_DATASET EXCERPTS_
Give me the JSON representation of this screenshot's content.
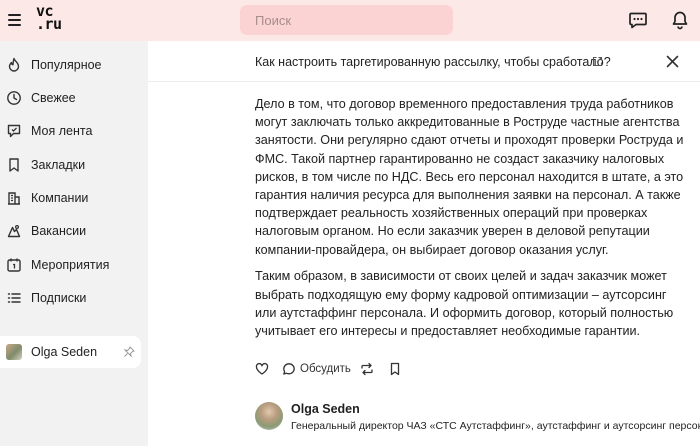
{
  "header": {
    "logo_line1": "vc",
    "logo_line2": ".ru",
    "search_placeholder": "Поиск"
  },
  "sidebar": {
    "items": [
      {
        "label": "Популярное",
        "icon": "flame-icon"
      },
      {
        "label": "Свежее",
        "icon": "clock-icon"
      },
      {
        "label": "Моя лента",
        "icon": "feed-icon"
      },
      {
        "label": "Закладки",
        "icon": "bookmark-icon"
      },
      {
        "label": "Компании",
        "icon": "building-icon"
      },
      {
        "label": "Вакансии",
        "icon": "briefcase-icon"
      },
      {
        "label": "Мероприятия",
        "icon": "calendar-icon"
      },
      {
        "label": "Подписки",
        "icon": "list-icon"
      }
    ],
    "user": {
      "name": "Olga Seden"
    }
  },
  "topbar": {
    "title": "Как настроить таргетированную рассылку, чтобы сработало?"
  },
  "article": {
    "paragraphs": [
      "Дело в том, что договор временного предоставления труда работников могут заключать только аккредитованные в Роструде частные агентства занятости. Они регулярно сдают отчеты и проходят проверки Роструда и ФМС. Такой партнер гарантированно не создаст заказчику налоговых рисков, в том числе по НДС. Весь его персонал находится в штате, а это гарантия наличия ресурса для выполнения заявки на персонал. А также подтверждает реальность хозяйственных операций при проверках налоговым органом. Но если заказчик уверен в деловой репутации компании-провайдера, он выбирает договор оказания услуг.",
      "Таким образом, в зависимости от своих целей и задач заказчик может выбрать подходящую ему форму кадровой оптимизации – аутсорсинг или аутстаффинг персонала. И оформить договор, который полностью учитывает его интересы и предоставляет необходимые гарантии."
    ]
  },
  "actions": {
    "comment_label": "Обсудить"
  },
  "author": {
    "name": "Olga Seden",
    "role": "Генеральный директор ЧАЗ «СТС Аутстаффинг», аутстаффинг и аутсорсинг персонала"
  },
  "colors": {
    "header_bg": "#fde8e8",
    "search_bg": "#fbd3d3",
    "page_bg": "#f2f2f2",
    "panel_bg": "#ffffff"
  }
}
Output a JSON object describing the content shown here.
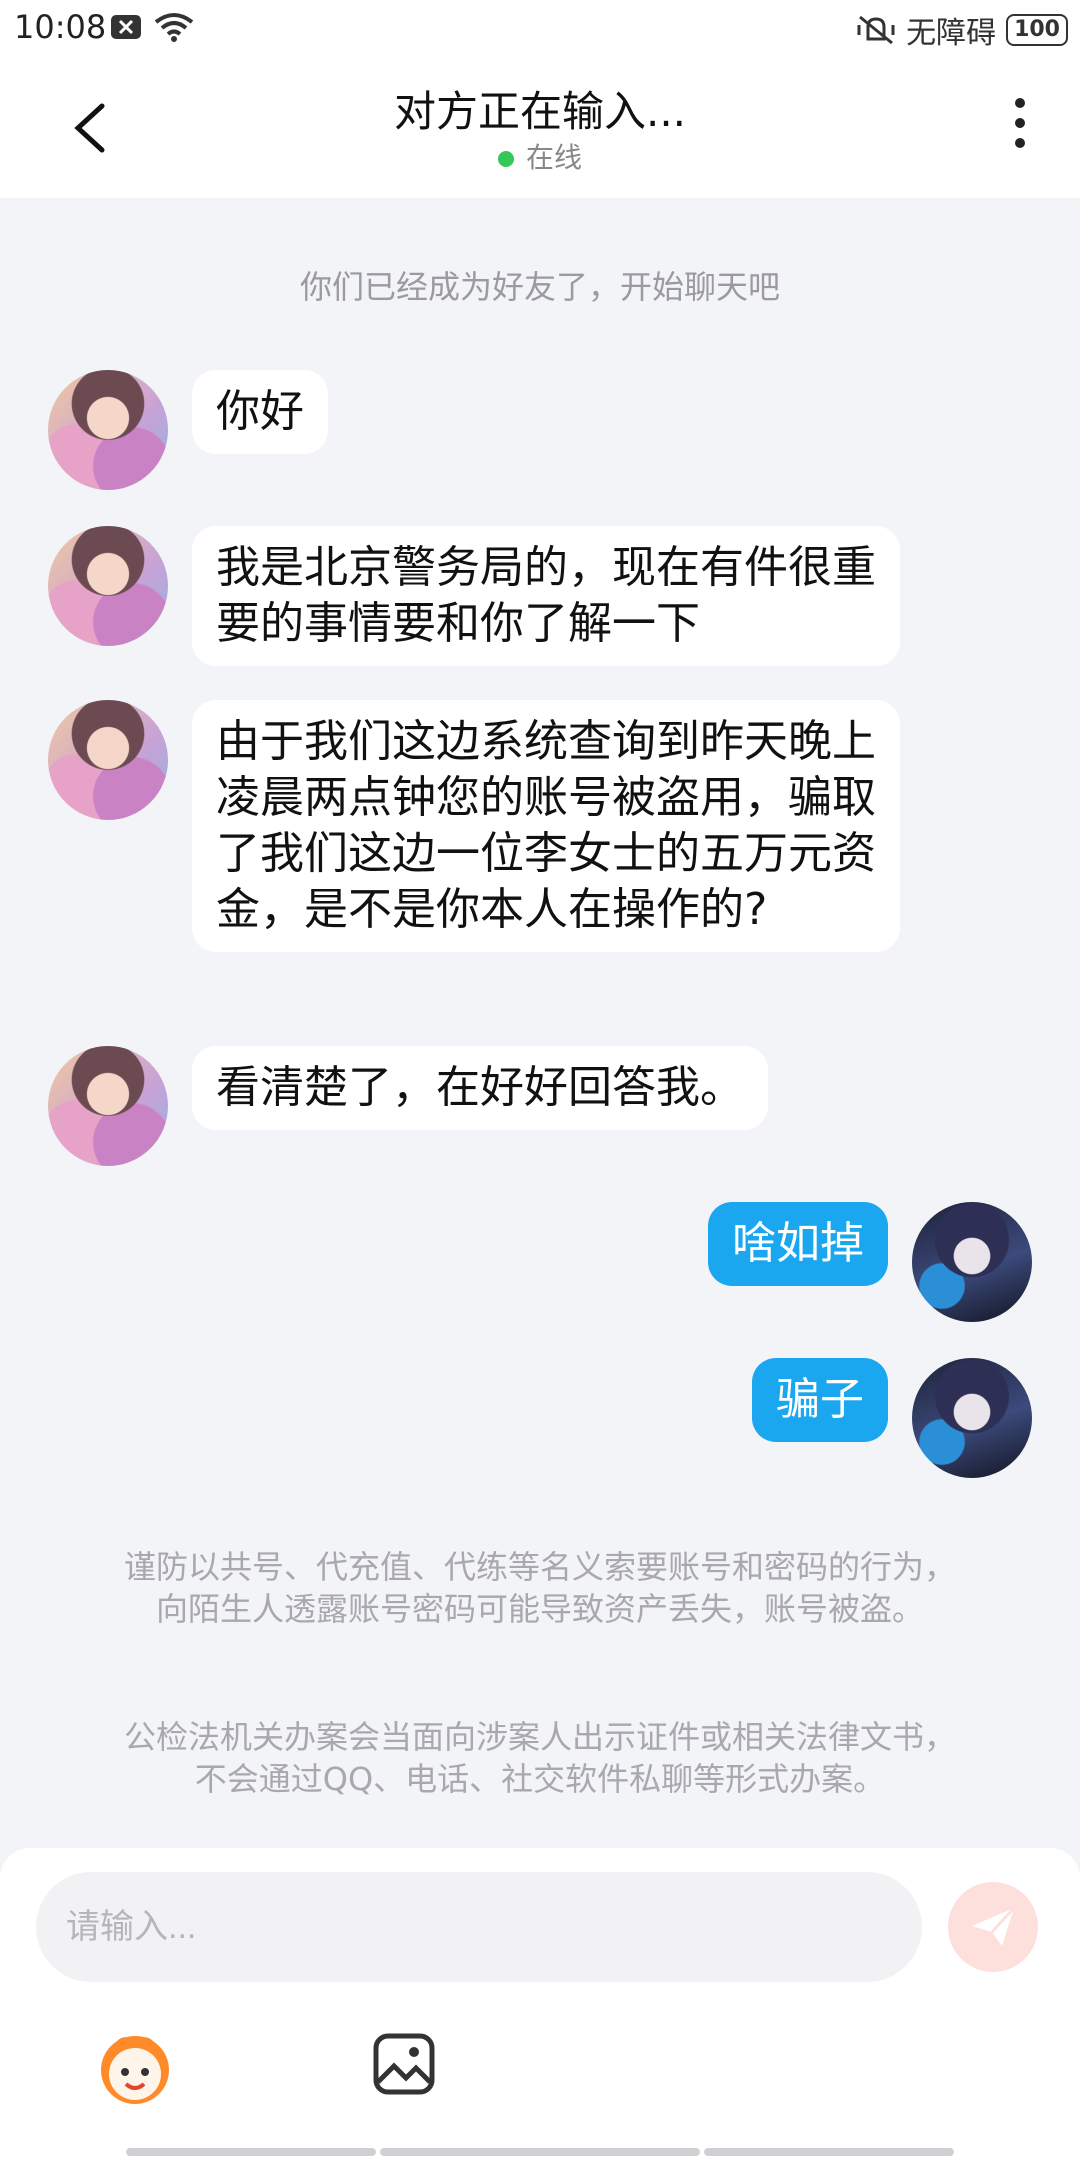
{
  "status_bar": {
    "time": "10:08",
    "accessibility": "无障碍",
    "battery": "100"
  },
  "header": {
    "title": "对方正在输入...",
    "online_status": "在线"
  },
  "system_tip": "你们已经成为好友了，开始聊天吧",
  "messages": [
    {
      "side": "left",
      "text": "你好"
    },
    {
      "side": "left",
      "text": "我是北京警务局的，现在有件很重要的事情要和你了解一下"
    },
    {
      "side": "left",
      "text": "由于我们这边系统查询到昨天晚上凌晨两点钟您的账号被盗用，骗取了我们这边一位李女士的五万元资金，是不是你本人在操作的?"
    },
    {
      "side": "left",
      "text": "看清楚了，在好好回答我。"
    },
    {
      "side": "right",
      "text": "啥如掉"
    },
    {
      "side": "right",
      "text": "骗子"
    }
  ],
  "warnings": [
    "谨防以共号、代充值、代练等名义索要账号和密码的行为，向陌生人透露账号密码可能导致资产丢失，账号被盗。",
    "公检法机关办案会当面向涉案人出示证件或相关法律文书，不会通过QQ、电话、社交软件私聊等形式办案。"
  ],
  "input": {
    "placeholder": "请输入..."
  },
  "colors": {
    "accent": "#1aa7f0",
    "online": "#34c759",
    "background": "#f3f4f7",
    "send_button": "#fde0dc"
  },
  "icons": [
    "back-arrow-icon",
    "more-vertical-icon",
    "send-icon",
    "emoji-icon",
    "image-icon",
    "wifi-icon",
    "mute-icon"
  ]
}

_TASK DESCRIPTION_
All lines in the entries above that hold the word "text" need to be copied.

_SOLUTION FOR THIS PROBLEM_
      "text": "你好"
      "text": "我是北京警务局的，现在有件很重要的事情要和你了解一下"
      "text": "由于我们这边系统查询到昨天晚上凌晨两点钟您的账号被盗用，骗取了我们这边一位李女士的五万元资金，是不是你本人在操作的?"
      "text": "看清楚了，在好好回答我。"
      "text": "啥如掉"
      "text": "骗子"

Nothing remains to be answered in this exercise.